**Problem details**
Look below. Copy each line that has "BARANA" in it.

**Data for review**
***
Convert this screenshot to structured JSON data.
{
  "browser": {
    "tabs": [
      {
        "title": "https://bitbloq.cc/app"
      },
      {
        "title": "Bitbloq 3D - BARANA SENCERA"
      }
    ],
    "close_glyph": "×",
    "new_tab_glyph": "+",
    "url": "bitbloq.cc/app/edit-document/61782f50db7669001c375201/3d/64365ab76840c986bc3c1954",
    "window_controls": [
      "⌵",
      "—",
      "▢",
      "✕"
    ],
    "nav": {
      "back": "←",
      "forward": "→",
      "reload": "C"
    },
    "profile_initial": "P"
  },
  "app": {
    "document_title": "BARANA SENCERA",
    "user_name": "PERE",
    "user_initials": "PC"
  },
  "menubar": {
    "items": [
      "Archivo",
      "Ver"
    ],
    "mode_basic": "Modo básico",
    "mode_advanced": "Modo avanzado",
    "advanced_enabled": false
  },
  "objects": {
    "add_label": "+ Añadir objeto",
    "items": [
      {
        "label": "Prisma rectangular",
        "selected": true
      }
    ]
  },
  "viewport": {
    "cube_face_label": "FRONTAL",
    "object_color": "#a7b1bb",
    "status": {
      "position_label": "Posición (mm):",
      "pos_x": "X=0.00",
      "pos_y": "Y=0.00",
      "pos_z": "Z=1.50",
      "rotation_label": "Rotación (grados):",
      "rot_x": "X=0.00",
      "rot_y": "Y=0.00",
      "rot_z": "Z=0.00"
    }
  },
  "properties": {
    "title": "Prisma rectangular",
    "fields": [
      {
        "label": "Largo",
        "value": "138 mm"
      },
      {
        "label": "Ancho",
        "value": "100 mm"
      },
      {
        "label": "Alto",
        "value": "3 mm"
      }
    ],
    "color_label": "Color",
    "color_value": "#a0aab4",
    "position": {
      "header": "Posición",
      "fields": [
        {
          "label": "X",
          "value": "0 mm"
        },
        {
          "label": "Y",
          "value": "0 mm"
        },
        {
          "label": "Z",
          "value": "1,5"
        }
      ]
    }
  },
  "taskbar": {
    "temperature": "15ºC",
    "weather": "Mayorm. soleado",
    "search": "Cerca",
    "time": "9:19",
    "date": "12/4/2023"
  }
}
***
**Result of the task**
        "title": "Bitbloq 3D - BARANA SENCERA"
    "document_title": "BARANA SENCERA",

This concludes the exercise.